[Records from a collection]
+ + +

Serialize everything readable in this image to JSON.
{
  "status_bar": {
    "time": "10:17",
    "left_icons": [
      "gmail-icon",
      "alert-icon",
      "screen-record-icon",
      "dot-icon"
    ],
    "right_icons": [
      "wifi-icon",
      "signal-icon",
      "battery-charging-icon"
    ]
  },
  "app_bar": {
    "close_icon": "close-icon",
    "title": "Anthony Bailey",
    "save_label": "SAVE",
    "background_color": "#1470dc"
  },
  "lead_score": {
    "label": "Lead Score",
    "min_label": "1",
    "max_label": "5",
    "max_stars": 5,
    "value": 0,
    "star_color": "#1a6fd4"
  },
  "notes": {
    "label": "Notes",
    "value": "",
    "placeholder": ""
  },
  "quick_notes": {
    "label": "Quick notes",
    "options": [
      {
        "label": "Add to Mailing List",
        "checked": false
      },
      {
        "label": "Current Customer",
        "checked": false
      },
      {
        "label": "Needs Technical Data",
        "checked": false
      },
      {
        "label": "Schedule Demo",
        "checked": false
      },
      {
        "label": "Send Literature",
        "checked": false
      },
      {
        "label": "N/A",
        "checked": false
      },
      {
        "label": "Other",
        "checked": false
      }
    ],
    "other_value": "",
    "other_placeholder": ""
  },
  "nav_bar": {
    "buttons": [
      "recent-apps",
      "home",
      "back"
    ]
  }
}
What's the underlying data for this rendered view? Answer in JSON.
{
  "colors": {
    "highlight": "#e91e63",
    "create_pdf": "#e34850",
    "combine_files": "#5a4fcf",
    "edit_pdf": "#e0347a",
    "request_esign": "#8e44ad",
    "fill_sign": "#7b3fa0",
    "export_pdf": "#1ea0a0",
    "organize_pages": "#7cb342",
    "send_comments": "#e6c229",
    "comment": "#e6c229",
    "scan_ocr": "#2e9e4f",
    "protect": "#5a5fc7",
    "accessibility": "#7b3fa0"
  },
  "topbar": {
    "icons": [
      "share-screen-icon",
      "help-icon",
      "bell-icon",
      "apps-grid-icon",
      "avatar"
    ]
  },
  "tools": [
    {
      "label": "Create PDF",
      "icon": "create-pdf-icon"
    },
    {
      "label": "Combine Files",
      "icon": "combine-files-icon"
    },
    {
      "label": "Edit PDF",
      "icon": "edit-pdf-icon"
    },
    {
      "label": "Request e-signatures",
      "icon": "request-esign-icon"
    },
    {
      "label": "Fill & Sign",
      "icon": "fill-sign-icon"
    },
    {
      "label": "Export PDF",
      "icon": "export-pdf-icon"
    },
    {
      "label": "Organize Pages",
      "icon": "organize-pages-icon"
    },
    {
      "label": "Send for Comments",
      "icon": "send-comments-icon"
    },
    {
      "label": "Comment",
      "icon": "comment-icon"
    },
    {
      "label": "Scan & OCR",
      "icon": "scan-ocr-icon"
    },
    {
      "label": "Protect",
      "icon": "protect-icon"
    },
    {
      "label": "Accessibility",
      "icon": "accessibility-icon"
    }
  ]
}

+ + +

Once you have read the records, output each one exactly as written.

Serialize everything readable in this image to JSON.
{
  "status_bar": {
    "time": "10:17",
    "left_icons": [
      "gmail-icon",
      "alert-icon",
      "screen-record-icon",
      "dot-icon"
    ],
    "right_icons": [
      "wifi-icon",
      "signal-icon",
      "battery-charging-icon"
    ]
  },
  "app_bar": {
    "close_icon": "close-icon",
    "title": "Anthony Bailey",
    "save_label": "SAVE",
    "background_color": "#1470dc"
  },
  "lead_score": {
    "label": "Lead Score",
    "min_label": "1",
    "max_label": "5",
    "max_stars": 5,
    "value": 0,
    "star_color": "#1a6fd4"
  },
  "notes": {
    "label": "Notes",
    "value": "",
    "placeholder": ""
  },
  "quick_notes": {
    "label": "Quick notes",
    "options": [
      {
        "label": "Add to Mailing List",
        "checked": false
      },
      {
        "label": "Current Customer",
        "checked": false
      },
      {
        "label": "Needs Technical Data",
        "checked": false
      },
      {
        "label": "Schedule Demo",
        "checked": false
      },
      {
        "label": "Send Literature",
        "checked": false
      },
      {
        "label": "N/A",
        "checked": false
      },
      {
        "label": "Other",
        "checked": false
      }
    ],
    "other_value": "",
    "other_placeholder": ""
  },
  "nav_bar": {
    "buttons": [
      "recent-apps",
      "home",
      "back"
    ]
  }
}
What's the underlying data for this rendered view? Answer in JSON.
{
  "colors": {
    "highlight": "#e91e63",
    "create_pdf": "#e34850",
    "combine_files": "#5a4fcf",
    "edit_pdf": "#e0347a",
    "request_esign": "#8e44ad",
    "fill_sign": "#7b3fa0",
    "export_pdf": "#1ea0a0",
    "organize_pages": "#7cb342",
    "send_comments": "#e6c229",
    "comment": "#e6c229",
    "scan_ocr": "#2e9e4f",
    "protect": "#5a5fc7",
    "accessibility": "#7b3fa0"
  },
  "topbar": {
    "icons": [
      "share-screen-icon",
      "help-icon",
      "bell-icon",
      "apps-grid-icon",
      "avatar"
    ]
  },
  "tools": [
    {
      "label": "Create PDF",
      "icon": "create-pdf-icon"
    },
    {
      "label": "Combine Files",
      "icon": "combine-files-icon"
    },
    {
      "label": "Edit PDF",
      "icon": "edit-pdf-icon"
    },
    {
      "label": "Request e-signatures",
      "icon": "request-esign-icon"
    },
    {
      "label": "Fill & Sign",
      "icon": "fill-sign-icon"
    },
    {
      "label": "Export PDF",
      "icon": "export-pdf-icon"
    },
    {
      "label": "Organize Pages",
      "icon": "organize-pages-icon"
    },
    {
      "label": "Send for Comments",
      "icon": "send-comments-icon"
    },
    {
      "label": "Comment",
      "icon": "comment-icon"
    },
    {
      "label": "Scan & OCR",
      "icon": "scan-ocr-icon"
    },
    {
      "label": "Protect",
      "icon": "protect-icon"
    },
    {
      "label": "Accessibility",
      "icon": "accessibility-icon"
    }
  ]
}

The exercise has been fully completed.